Cu Chi Tunnels Tour – The Viet Cong were successful against the American forces in part because they engaged in guerrilla warfare. One key part of these tactics was a network of tunnels that they built which enabled them to launch sneak attacks and then disappear quickly. We took a half-day tour up to the Cu Chi Tunnels, where a section of these tunnels has been preserved. The tour took us past some exhibits on the wartime activities in the tunnels and examples of the booby traps that were also a part of the guerrilla strategy. The experience itself felt a bit rushed, but we did ultimately get to crouch-walk through about 20 meters of tunnels (which are only about 3 feet tall).

Explore Cholon, Saigon’s Chinatown – This neighborhood in Saigon was originally founded as a separate settlement by Chinese immigrants and still maintains a heavy Chinese influence. We rode a city bus over and spent some time wondering its streets. Our first stop was the large Binh Tay Market. We were amazed by the size of this place; at one point we thought we were in the center, and then realized that we we still in one corner! We also visited two Taoist pagodas, where we got our first look at a type of religious structure that we hadn’t yet seen. Our final stop was at the Cha Tam Catholic Church, where South Vietnamese President Nguyen Dinh Diem and his brother hid during the coup against them.

Attend the HCMC Tourism Festival – We were excited to discover that a large festival was going on in the park just across the road from our accommodations. The purpose of the festival was to promote tourism in the region, and it was definitely aimed at the local population. Still, we enjoyed visiting the different booths, recognizing many of the places we were planning to visit soon. Also, on the first night we got to see a nice dance performance where each number portrayed a different one of the UNESCO World Heritage sites in Vietnam.

Survive the Traffic – Saigon has a reputation for crazy traffic, and it definitely lived up to this. Crossing larger roads was quite an adventure, especially in a few cases where there was no light. We were very grateful in two of these instances when a local person led the way for us and we were able to get across safely. Even the sidewalks are not safe – sometimes in cases of heavy traffic the motorbikes would drive along them!


Where We Ate

We enjoy eating Vietnamese food back home in Denver, so we were pretty excited to get our first taste of the cuisine in the country itself. One of our favorite things to eat is the famous beef noodle soup called pho, and fittingly this was the first meal we enjoyed. We ate at a local chain and are very happy to report that it was quite good! We also ate at another local chain near our accommodations for dinner one evening.

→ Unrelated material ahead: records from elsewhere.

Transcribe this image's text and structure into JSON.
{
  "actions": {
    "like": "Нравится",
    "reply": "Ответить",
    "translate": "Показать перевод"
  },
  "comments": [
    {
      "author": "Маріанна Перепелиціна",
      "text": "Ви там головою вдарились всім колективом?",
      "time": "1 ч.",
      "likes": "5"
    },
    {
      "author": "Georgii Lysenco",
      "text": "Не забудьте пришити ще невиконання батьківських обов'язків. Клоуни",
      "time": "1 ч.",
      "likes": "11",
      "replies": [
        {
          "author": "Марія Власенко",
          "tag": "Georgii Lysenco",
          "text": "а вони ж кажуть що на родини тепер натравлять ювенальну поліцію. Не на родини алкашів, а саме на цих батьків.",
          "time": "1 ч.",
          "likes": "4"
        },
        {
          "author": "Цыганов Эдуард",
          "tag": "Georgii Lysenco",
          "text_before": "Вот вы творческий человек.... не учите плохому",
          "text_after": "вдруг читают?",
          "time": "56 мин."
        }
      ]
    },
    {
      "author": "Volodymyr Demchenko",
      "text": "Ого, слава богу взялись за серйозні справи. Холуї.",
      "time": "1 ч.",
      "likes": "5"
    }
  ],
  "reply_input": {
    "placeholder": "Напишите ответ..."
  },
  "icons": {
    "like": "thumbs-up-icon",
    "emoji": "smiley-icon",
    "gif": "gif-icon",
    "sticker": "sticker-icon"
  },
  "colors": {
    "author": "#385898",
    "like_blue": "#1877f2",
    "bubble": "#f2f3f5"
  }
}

Another good feature of the festival beyond the dance performance was that it had many food booths set up that allowed us to sample some different cuisine. One night we each got soups that were unlike anything we had had before (they had some random meat parts and herbs in them), and another night we had a more conventional soup and a vermicelli bowl. We were also excited to order draft beer here for just 50 cents a glass!

The day we went to the Cu Chi tunnels, our tour guide us talked into ordering a local special savory pancake called banh xeo. It was very tasting – a large pancake made with rice flour, and stuff with pork, shrimp and bean sprouts.


We never really dipped our feet into the Saigon street food scene because it was just so hot outside, and we preferred the air-conditioned comfort of inside dining. Even with that restriction, we found two local restaurants with nice cool interiors where we were able to enjoy some local specialties.


At most of these meals, we ordered an appetizer of fresh spring rolls, which was especially exciting for Della since they are one of her favorite things. We even were able to find some in a street stall outside the Bin Tayh Market – our one (delicious) exception to not eating street food!


Final Thoughts

We were unsure about how much we would enjoy Saigon, but we actually quickly decided that we liked it! The city was vibrant but not overwhelming, the sites were easy to explore, and the cuisine was excellent. Saigon served as a great introduction to Vietnam and hopefully the first of many fun places to see there.